**Exercise brief**
Each line in the listing below that contains "structured" should be returned.

**Given entries**
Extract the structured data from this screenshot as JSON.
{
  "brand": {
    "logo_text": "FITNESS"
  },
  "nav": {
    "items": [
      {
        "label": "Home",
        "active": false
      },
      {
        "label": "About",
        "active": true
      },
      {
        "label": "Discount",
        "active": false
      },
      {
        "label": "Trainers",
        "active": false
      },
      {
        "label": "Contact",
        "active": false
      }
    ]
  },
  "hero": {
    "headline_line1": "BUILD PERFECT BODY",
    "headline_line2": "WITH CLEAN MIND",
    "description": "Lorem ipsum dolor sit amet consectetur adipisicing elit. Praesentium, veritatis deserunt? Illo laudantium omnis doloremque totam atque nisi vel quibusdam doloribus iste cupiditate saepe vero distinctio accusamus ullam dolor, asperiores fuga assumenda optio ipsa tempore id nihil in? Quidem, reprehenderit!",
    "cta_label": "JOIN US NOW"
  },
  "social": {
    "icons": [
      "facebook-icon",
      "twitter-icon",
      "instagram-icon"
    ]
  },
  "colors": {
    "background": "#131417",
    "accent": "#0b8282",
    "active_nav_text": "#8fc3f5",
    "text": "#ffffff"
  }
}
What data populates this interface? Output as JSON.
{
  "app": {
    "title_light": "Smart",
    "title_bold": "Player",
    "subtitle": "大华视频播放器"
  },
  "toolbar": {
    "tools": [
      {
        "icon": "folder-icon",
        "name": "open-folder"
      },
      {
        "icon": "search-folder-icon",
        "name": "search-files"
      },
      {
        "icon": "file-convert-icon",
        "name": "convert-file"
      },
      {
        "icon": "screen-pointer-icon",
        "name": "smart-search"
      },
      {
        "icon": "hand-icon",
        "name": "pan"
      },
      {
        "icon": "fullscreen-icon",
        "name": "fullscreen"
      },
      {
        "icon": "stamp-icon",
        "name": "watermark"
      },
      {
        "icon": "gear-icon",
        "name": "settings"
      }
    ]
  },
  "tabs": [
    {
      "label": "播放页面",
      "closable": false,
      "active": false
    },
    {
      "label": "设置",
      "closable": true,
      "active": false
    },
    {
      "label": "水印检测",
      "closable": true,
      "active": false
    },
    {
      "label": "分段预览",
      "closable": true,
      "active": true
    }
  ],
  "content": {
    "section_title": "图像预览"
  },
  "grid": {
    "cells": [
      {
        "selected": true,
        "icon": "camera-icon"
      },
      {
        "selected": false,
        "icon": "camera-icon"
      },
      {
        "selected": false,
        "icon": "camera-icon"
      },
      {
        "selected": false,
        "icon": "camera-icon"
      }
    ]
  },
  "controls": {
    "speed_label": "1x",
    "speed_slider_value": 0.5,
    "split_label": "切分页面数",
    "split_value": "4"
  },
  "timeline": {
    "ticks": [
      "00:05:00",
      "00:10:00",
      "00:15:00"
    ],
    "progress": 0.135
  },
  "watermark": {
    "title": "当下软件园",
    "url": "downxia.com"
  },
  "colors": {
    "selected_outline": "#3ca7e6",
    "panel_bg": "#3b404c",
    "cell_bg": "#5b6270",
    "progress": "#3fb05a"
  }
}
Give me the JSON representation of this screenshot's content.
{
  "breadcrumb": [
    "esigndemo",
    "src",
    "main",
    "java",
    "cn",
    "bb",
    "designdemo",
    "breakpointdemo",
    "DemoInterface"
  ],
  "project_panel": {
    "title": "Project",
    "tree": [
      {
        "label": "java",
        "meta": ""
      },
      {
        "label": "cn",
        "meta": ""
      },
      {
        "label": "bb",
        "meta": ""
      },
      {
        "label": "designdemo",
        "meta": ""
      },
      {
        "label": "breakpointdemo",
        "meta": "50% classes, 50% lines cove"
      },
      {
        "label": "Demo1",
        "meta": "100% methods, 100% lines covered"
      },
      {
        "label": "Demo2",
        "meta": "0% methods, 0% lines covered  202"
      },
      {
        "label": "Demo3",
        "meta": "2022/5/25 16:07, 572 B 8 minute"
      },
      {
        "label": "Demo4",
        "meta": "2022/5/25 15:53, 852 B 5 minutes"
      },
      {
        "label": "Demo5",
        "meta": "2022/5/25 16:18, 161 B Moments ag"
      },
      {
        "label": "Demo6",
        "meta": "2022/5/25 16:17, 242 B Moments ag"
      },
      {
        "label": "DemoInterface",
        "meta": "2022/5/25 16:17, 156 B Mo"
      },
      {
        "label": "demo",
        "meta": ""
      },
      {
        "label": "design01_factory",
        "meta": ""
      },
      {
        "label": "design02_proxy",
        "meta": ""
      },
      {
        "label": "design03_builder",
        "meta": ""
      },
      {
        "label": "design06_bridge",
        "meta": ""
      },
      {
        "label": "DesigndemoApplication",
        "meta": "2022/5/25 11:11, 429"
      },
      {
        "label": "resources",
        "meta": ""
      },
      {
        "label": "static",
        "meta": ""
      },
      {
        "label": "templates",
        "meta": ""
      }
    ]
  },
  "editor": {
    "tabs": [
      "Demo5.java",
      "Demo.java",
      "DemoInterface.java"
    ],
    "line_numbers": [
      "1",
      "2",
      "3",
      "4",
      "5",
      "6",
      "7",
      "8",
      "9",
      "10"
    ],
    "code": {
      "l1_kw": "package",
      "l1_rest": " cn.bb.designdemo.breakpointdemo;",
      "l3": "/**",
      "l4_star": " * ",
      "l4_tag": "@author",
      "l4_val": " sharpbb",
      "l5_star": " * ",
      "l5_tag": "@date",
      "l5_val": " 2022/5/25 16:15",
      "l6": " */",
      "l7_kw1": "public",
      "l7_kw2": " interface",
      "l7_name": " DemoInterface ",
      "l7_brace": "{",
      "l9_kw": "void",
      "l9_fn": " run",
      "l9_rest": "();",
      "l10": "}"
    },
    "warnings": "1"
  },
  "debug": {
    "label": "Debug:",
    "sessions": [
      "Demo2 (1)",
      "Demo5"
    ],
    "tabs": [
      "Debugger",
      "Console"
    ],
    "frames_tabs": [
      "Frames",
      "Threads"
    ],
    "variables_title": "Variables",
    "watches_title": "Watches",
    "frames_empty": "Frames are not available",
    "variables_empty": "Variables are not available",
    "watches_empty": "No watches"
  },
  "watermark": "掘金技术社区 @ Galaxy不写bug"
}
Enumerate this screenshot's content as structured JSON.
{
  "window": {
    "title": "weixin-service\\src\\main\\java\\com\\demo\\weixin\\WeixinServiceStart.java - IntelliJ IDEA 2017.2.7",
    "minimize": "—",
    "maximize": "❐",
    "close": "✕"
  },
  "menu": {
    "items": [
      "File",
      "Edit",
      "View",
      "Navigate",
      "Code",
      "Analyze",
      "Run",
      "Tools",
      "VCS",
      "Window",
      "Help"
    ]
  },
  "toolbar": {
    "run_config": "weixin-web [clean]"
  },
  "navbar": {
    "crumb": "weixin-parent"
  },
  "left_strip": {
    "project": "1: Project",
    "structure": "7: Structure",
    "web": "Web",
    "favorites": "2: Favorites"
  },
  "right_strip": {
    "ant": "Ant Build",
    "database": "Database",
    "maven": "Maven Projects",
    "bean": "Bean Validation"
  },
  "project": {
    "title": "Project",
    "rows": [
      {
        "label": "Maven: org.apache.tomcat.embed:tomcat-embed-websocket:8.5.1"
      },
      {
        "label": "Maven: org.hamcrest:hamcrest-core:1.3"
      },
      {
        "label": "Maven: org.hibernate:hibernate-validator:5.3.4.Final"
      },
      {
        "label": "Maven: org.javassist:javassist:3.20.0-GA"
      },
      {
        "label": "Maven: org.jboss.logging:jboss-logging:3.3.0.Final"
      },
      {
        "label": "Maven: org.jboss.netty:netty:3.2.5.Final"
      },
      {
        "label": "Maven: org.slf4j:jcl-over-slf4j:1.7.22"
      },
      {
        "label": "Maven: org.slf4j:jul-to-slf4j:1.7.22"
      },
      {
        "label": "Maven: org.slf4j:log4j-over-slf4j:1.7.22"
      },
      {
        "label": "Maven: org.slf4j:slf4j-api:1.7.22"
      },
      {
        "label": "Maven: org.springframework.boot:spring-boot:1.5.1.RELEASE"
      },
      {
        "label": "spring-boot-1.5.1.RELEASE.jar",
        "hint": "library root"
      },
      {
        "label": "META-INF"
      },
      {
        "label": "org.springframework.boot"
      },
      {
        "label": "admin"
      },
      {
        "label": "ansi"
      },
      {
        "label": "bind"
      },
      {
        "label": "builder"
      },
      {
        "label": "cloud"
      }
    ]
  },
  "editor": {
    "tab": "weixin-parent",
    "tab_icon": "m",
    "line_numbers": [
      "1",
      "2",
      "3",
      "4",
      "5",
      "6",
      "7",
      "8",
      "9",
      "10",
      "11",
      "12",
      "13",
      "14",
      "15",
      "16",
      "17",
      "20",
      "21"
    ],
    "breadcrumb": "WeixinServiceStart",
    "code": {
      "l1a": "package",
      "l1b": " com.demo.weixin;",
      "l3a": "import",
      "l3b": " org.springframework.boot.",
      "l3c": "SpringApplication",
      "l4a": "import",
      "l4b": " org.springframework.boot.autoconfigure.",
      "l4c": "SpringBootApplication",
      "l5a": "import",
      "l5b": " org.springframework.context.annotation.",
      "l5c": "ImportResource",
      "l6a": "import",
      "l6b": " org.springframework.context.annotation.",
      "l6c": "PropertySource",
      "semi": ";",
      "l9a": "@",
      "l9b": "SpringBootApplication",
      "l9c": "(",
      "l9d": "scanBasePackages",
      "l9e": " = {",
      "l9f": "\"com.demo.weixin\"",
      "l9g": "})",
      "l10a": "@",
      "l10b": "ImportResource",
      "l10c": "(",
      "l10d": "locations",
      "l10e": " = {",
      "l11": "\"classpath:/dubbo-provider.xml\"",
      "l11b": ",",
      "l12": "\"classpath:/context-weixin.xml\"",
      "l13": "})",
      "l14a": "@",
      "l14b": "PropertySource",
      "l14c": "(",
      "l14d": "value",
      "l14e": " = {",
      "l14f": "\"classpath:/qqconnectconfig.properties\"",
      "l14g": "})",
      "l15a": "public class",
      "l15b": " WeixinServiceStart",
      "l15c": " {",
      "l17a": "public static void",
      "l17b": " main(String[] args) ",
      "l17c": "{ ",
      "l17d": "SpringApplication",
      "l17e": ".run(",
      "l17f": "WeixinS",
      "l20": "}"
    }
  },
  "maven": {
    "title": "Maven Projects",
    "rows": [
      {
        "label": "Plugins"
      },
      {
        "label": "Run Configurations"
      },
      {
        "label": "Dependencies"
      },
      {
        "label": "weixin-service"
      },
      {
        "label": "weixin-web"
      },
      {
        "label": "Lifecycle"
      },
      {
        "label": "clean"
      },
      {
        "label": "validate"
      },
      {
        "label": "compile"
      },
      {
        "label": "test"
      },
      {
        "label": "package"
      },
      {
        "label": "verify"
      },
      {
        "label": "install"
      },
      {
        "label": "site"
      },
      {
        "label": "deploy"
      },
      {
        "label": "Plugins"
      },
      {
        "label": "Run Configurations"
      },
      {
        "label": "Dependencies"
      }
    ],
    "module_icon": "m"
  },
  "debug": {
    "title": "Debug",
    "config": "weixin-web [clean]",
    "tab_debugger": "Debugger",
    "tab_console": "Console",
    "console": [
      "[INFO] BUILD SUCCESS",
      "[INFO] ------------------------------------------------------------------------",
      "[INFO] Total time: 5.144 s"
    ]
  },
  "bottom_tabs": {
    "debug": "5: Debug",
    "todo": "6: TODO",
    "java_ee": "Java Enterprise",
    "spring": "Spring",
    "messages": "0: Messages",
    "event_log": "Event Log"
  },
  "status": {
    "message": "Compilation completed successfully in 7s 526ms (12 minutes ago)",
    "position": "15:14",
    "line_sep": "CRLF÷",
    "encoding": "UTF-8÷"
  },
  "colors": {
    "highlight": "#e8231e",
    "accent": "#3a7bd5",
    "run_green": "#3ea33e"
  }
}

**Answer space**
Extract the structured data from this screenshot as JSON.
Enumerate this screenshot's content as structured JSON.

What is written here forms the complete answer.